Employees react at the MasterCard offices in the Manhattan South neighborhood in New York, May 14, 2015. REUTERS/Stephanie Keith
November 5, 2015
By Bobbi Rebell
NEW YORK (Reuters) – Kurtis Ofori was thrilled to start his new job writing grant applications at green energy startup Dawan Global in New York City.
In addition to health insurance, Dawan Global offers the holy grail of benefits for young people: tuition reimbursement.
Ofori, who is working toward an MBA, receives as much as 100 percent of his tuition on a sliding scale from his employer. The payout is tied to performance: A’s get 100 percent, B’s receive 80 percent. C’s are reimbursed at 60 percent.
While that buys Ofori an education, it also buys Dawan his loyalty. Not only was it a sought-after full-time job, but Ofori, 30, likes working for a socially conscious company.
“This company has great foresight in what they are doing, and they invest heavily in their people,” Ofori said.
These types of benefits are making a difference as hiring power shifts from employers to the millennials they now need to bring onboard, according to Bruce Elliott, manager of compensation and benefits at the Society for Human Resource Management.
By the first third of this year, 74 percent of young adults ages 18-34 – the age group defined as the millennial generation – were employed full-time, according to Pew Research. That is up from 70 percent in 2009.
Many millennial workers are getting the suite of standard benefits that come with full-time employment, including health insurance, retirement plans and flexible spending accounts.
But new data from benefits consultant Mercer shows that more than any other age demographic, millennials want flexible benefits choices. Overwhelmingly, 70 percent of younger workers say they want more flexibility to reduce the value of some benefits, while increasing the value of others, according to Mercer’s research. That compares to 59 percent of 35- to 49-year-olds, and less than half of 50- to 64-year-olds.
Betsy Dill, Mercer’s global retirement strategist, said a one-size-fits-all benefits approach does not work for millennials because they are the most diverse generation in U.S. history, not only in terms of ethnicity but also in terms of socioeconomic status. Employers now have to target their benefits to many different individual needs as well as across a multigenerational workforce.
Just 10 percent of millennials worry about saving for retirement, according to Mercer. That is half the number of Generation Xers, their peers aged 35-49.
POWER OF COMPOUNDING
But by delaying retirement planning, younger workers miss out on the value of compounded returns. Typical 401(k) rates of return are 5 percent to 8 percent with a typical allocation pattern, according to Mercer.
As a result, Dill advises companies to raise awareness about the perks of corporate retirement plans, such as matching programs. For example, many millennial workers do not understand that by contributing anything less than the corporate match to a 401(k) they are leaving free money on the table.
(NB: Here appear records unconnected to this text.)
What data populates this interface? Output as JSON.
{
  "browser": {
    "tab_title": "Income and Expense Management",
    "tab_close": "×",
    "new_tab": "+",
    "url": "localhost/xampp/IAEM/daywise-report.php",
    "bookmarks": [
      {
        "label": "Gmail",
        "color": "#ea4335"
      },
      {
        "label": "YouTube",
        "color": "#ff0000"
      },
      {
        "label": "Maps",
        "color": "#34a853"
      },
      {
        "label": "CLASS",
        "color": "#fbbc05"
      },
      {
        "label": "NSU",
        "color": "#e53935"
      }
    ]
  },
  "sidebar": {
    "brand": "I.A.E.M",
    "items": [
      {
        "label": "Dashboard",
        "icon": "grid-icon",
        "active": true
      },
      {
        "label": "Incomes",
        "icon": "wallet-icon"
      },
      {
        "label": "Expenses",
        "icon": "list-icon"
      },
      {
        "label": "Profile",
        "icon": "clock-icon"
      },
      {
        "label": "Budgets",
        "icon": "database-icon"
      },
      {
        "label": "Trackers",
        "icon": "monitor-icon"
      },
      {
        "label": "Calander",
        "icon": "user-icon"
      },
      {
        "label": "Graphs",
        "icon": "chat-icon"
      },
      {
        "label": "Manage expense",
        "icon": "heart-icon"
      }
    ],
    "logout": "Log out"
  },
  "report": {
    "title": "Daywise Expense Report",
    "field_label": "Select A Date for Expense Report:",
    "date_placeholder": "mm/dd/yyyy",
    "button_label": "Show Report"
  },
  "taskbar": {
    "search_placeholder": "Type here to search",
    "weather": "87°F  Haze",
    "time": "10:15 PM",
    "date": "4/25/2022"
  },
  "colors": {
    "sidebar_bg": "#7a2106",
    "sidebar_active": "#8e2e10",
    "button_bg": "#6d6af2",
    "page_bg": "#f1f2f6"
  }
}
For example, if a 22-year-old invests $10,000 and gets 8 percent annualized return, they will have $308,000 when they retire at age 65.
If they wait until they are 45 years old to make that same investment, 20 years later – when they retire at 65 – it will be worth just $49,000.
But for Ofori, who also hopes to get a Ph.D in sociology, getting tuition help is more important than other benefits, such as retirement or free yoga classes.
He is looking forward to getting his first reimbursement in January.
“That check will free me up to live a life where I can do more than just go to school and go to work,” Ofori said.
(Editing by G Crosse)